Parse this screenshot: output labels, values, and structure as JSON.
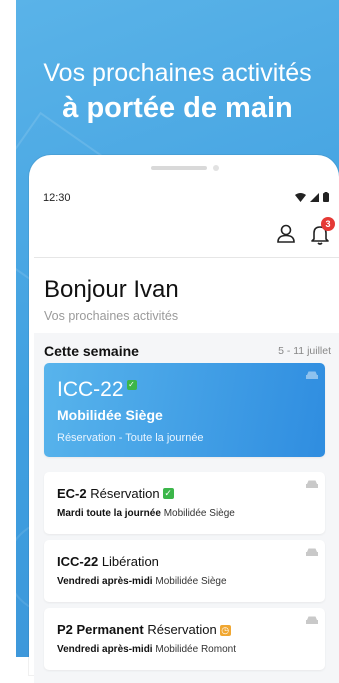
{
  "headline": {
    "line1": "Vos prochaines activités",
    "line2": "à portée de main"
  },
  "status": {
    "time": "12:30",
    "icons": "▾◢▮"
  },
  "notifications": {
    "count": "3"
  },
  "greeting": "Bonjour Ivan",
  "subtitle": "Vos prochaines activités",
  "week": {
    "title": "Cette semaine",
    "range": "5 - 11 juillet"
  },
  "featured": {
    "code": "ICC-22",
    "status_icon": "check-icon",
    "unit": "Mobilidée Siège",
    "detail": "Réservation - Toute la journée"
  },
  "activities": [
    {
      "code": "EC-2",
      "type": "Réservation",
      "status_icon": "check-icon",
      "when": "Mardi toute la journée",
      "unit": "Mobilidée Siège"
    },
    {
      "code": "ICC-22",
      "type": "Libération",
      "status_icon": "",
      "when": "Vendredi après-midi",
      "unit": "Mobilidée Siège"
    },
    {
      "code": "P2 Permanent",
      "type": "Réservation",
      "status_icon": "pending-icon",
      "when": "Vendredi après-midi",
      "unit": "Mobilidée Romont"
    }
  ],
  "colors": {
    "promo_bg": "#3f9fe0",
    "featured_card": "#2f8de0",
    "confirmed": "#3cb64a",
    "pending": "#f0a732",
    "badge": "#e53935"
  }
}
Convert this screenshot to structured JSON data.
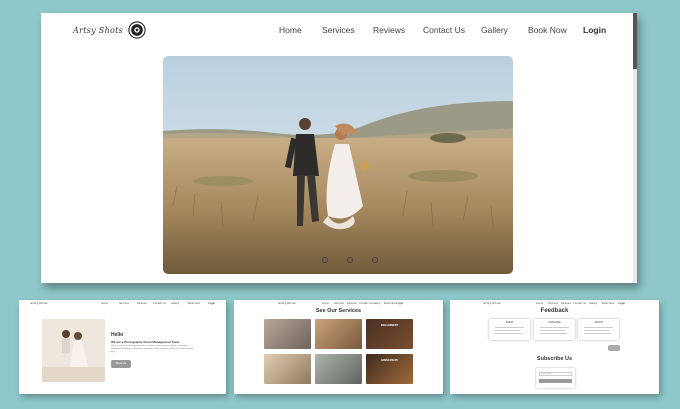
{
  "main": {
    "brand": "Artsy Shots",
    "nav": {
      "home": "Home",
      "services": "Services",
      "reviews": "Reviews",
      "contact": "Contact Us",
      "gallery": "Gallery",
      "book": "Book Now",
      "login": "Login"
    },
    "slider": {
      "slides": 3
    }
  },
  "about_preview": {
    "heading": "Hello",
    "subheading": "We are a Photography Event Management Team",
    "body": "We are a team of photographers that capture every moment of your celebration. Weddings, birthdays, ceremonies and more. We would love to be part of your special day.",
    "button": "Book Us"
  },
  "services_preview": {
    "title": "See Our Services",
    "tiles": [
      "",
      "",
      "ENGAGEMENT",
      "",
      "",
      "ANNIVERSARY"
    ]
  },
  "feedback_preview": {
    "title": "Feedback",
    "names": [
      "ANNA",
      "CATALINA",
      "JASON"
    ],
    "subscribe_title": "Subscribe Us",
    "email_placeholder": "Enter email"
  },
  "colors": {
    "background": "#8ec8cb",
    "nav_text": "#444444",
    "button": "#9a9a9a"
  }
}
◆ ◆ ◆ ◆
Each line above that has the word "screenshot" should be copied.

REPLY:
Parse this screenshot: output labels, values, and structure as JSON.
Convert this screenshot to structured JSON data.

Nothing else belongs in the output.